The 90-year-old Bob Dorough and “Little” Jimmy Scott are among the last of the classic jazz vocalists: singers who phrase with genius, and express the lyric as nobody can; who plunge into character from the first notes; their voice a magical instrument that—in the case of Mr. Scott—a flute, or a soprano saxophone; even a piano played in the upper register for he is pitch perfect. In the case of Bob Dorough his voice is a as husky and brazen as a horn—a trumpet, or trombone; an oboe, a saxophone or a tubaeven a whole string section with its undulating and glissandos that rise and fall with ingenuity; and the sudden arpeggios that spell utter magic; all of this despite the fact that Mr. Dorough’s vocalastics and vocalese are generous to a fault; him being cut from the warp and the weft of a musical fabric that flows diaphanously right out of his proverbial horn of plenty. But when Mr. Dorough starts to sing a magical transubstantiation takes place. It is then that Bob Dorough becomes a proverbial condor; which means that while his fodder is music—earthbound music—he derives and provides the most glorious pleasure from soaring high above and mere mortals can only stand agape at the immensity of his world.
At his advanced age, the mastery of music sometimes slows down, but not for Bob Dorough. His vocals have become a tad more grizzled and this has made his voice a lot more attractive. Moreover he is endlessly inventive. Who else could turn a reading from a Webster’s Dictionary into a mesmerising lyric as Mr. Dorough does in “Love (Webster’s Dictionary),” as he spins out a stylish love song. His weaving lyric into melody almost ends in “antonym: hate” as he all but finishing his sublime narration in a Shakespearean manner with a stab of an imaginary knife. He follows this up with a cynical song about “Whatever Happened to Love Songs” in his own inimitable wail as he bemoans the twisted state of love.
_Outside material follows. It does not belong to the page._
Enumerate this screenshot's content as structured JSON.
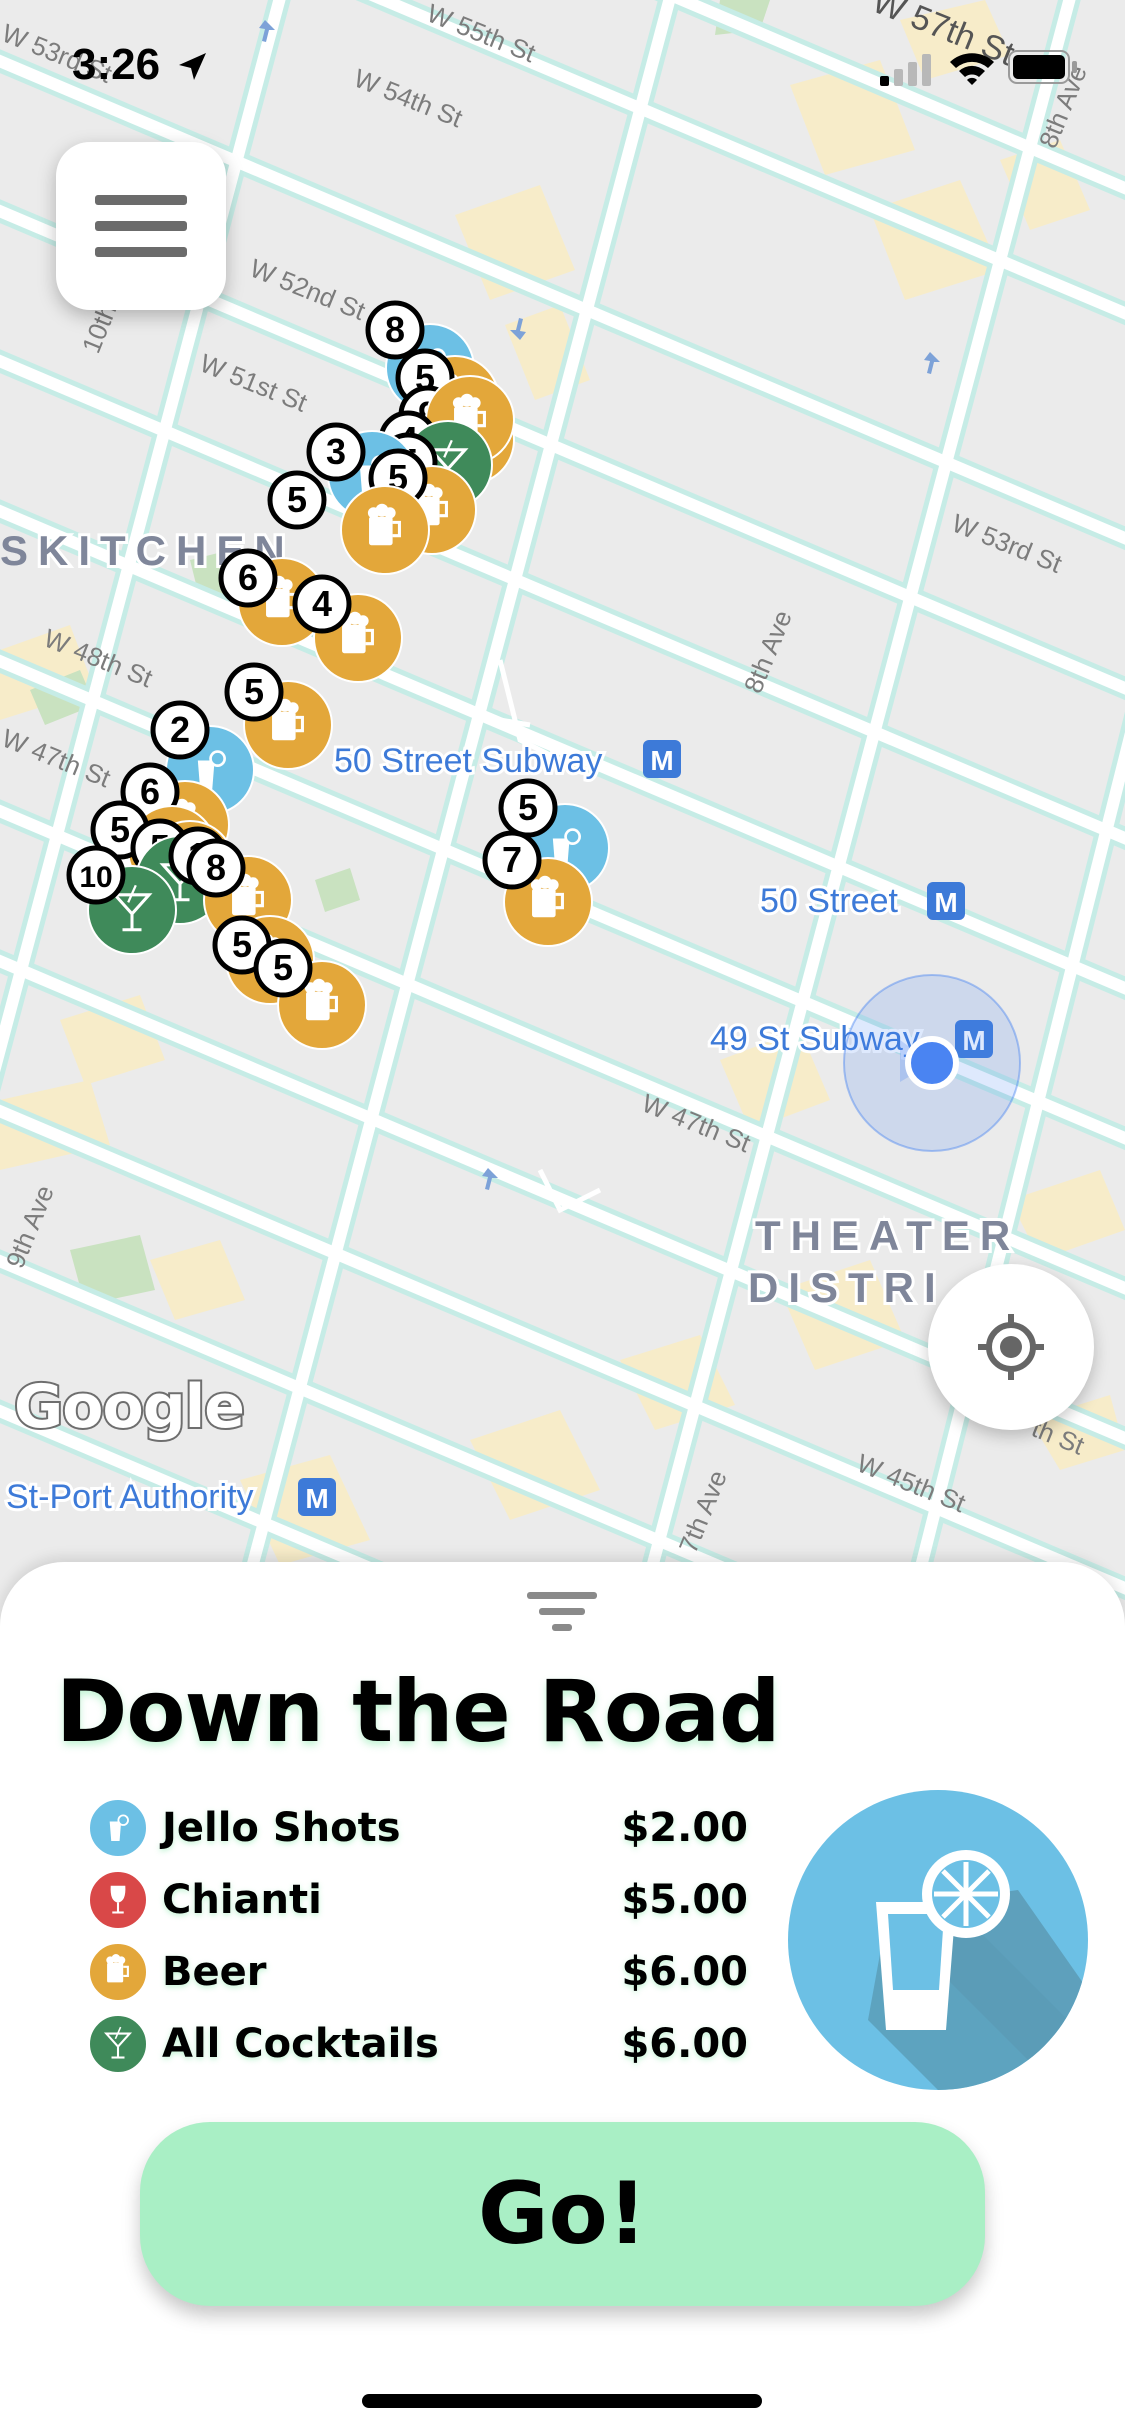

In this and in “But For Now” he reveals some of the finest phrasing since Louis Armstrong. His expressive nature and his palpitating heart is also revealed here. In those and all the rest of the repertoire Bob Dorough reveals his heartfelt, sentimentality and the fact that there is no one comparable to the vocalist—at least no one who can sing with his expressive cynicism and also his warm and moist sentiment—not even singers half his age.
But Bob Dorough is one of those singers who belong to no age, yet all ages. He might have sung Broadway, with Sidney Bechet or Charlie Parker, the swing age and Benny Goodman; even Miles Davis, with whom he actually did and almost anyone in between. He is that timeless. Happily the album is made up of some fine performances by his daughter the flutist Aralee, Denis Dotson’s marvelous trumpet work, Phil Woods on alto saxophone as well as Thomas Hultén on trombone and tuba, and Warren Sneed on tenor and soprano saxophones. These magnificent performances inform the ensemble that backs up the ineffable Mr. Bob Dorough, one of the icons of modern music whose album Eulalia is truly unforgettable.
Track List: Eulalia; Love (Webster’s Dictionary); Whatever Happened to Love Songs; But for Now; I’ve Got Just About Everything; A Few Days of Glory; Consummation; Eulalia Reprise.
Personnel: Bob Dorough: piano, vocals, arrangements; Steve Gilmore: acoustic bass; Herman Matthews: drums; Phil Woods: alto saxophone; Aralee Dorough: Flute: Dennis Dotson: trumpet; Thomas Hultén: trombone, tuba; Warren Sneed: tenor and soprano saxophones; Keith Vivens: electric bass (3, 7); Ray Wilson: guitar; Mike Mizma: vibes, pandeiro (2); Gary Mitchell Jr.: vocals and Hammond B3 (7); Timmie Bradley: vocals (7).
Label: Merry Lane Records | Release date: February 2014